You might check out some of Ding Ling's writings too. Especially "thoughts on March 8th". She wrote it in the late 1930's after the CCP Long March. It is an essay aimed at the unequal way women are treated within the CCP itself. She was treated extremely harshly after it was published, but as far as I am aware the party didn't expel her despite the critisism.

If you're looking for a later time period to contrast women's views, check out "Personal Voices-Chinese Women in the 1980's" Emily Honig and Gail Herschatter, Stanford 1988) This has views of women (and men) who hold a variety of opinions regarding political situations of the time.

Good luck

Sat, Feb. 18th, 2006 08:59 pm (UTC)
sushi_me

Also "Women in Asia: Restoring Women to History" Barbara Ramusack and Sharon Seivers, Indiana U. 1999.--this has some interesting thoughts too.

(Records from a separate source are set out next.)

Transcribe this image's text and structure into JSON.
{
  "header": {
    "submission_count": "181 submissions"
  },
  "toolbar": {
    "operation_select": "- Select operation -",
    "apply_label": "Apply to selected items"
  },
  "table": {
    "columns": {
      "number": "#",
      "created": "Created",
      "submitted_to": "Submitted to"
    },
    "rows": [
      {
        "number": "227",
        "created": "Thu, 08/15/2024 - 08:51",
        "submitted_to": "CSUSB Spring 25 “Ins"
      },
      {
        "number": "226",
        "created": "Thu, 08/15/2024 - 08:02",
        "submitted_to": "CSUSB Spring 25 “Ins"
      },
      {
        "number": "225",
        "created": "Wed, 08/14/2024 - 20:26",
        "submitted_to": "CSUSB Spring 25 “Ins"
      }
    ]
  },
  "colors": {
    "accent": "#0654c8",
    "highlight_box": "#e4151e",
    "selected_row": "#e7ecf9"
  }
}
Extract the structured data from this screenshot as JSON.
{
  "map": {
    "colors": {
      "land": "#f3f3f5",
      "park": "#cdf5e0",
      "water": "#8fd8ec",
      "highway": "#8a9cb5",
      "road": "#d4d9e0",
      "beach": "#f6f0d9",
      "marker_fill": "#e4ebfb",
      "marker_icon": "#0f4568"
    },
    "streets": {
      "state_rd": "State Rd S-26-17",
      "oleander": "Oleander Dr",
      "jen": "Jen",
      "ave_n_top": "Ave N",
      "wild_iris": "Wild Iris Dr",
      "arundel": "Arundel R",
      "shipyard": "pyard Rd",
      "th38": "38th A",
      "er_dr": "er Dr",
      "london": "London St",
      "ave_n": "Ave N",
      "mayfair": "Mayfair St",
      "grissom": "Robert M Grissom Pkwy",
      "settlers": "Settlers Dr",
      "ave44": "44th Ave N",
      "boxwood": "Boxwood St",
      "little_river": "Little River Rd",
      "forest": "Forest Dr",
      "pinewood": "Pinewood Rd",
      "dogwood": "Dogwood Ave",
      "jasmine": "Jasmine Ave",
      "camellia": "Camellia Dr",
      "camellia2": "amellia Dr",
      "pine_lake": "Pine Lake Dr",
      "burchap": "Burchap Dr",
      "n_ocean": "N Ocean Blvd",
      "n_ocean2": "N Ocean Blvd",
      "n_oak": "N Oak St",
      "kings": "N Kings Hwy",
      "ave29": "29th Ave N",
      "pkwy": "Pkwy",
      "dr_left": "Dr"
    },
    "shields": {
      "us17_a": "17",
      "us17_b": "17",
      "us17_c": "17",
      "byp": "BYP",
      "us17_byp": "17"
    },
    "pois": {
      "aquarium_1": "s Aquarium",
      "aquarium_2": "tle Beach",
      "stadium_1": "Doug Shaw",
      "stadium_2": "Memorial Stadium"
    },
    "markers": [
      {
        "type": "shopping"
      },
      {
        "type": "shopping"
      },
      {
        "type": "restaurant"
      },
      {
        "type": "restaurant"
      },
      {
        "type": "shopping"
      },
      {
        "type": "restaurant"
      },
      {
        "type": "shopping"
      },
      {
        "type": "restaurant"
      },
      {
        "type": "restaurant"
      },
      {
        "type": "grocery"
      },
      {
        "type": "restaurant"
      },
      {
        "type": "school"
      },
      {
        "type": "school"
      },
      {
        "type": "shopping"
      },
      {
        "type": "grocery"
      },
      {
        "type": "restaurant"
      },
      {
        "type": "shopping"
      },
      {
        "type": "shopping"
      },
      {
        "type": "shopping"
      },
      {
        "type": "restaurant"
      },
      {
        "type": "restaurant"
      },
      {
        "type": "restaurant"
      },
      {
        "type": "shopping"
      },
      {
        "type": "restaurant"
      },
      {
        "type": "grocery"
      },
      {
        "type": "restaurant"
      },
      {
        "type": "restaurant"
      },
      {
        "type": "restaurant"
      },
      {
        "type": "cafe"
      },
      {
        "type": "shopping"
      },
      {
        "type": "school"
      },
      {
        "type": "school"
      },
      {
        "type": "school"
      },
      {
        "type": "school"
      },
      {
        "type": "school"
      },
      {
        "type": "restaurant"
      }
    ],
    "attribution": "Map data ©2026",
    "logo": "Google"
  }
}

Though half of the book is devoted to India.

Another good source is the movie "Small Happiness"... I can't remember the director's name, but she was an American who grew up in China. Has some very good info regarding women's experiences in Rural china during the 1980's after the One Child policy and birth restrictions, as well as what it was like to get married etc... there may have been a Marriage Act--but those women were still bound by the "old feudal" family ties (confucious ideals of filial piety)...

Hope some of this helps.

Mon, Jul. 3rd, 2006 04:14 am (UTC)
mobiletash

Have you finished it? Can I read it?

Tue, Jul. 4th, 2006 04:48 am (UTC)
mysteena

You're welcome to read it if you'd like. Shall I email it to you, or post it here? I've since read "Wild Swans" and I think I could add another whole dimension to the paper.

Tue, Jul. 4th, 2006 10:58 am (UTC)
mobiletash

My email address is mobiletash AT yahoo.com.au or you can post it as well. It's up to you.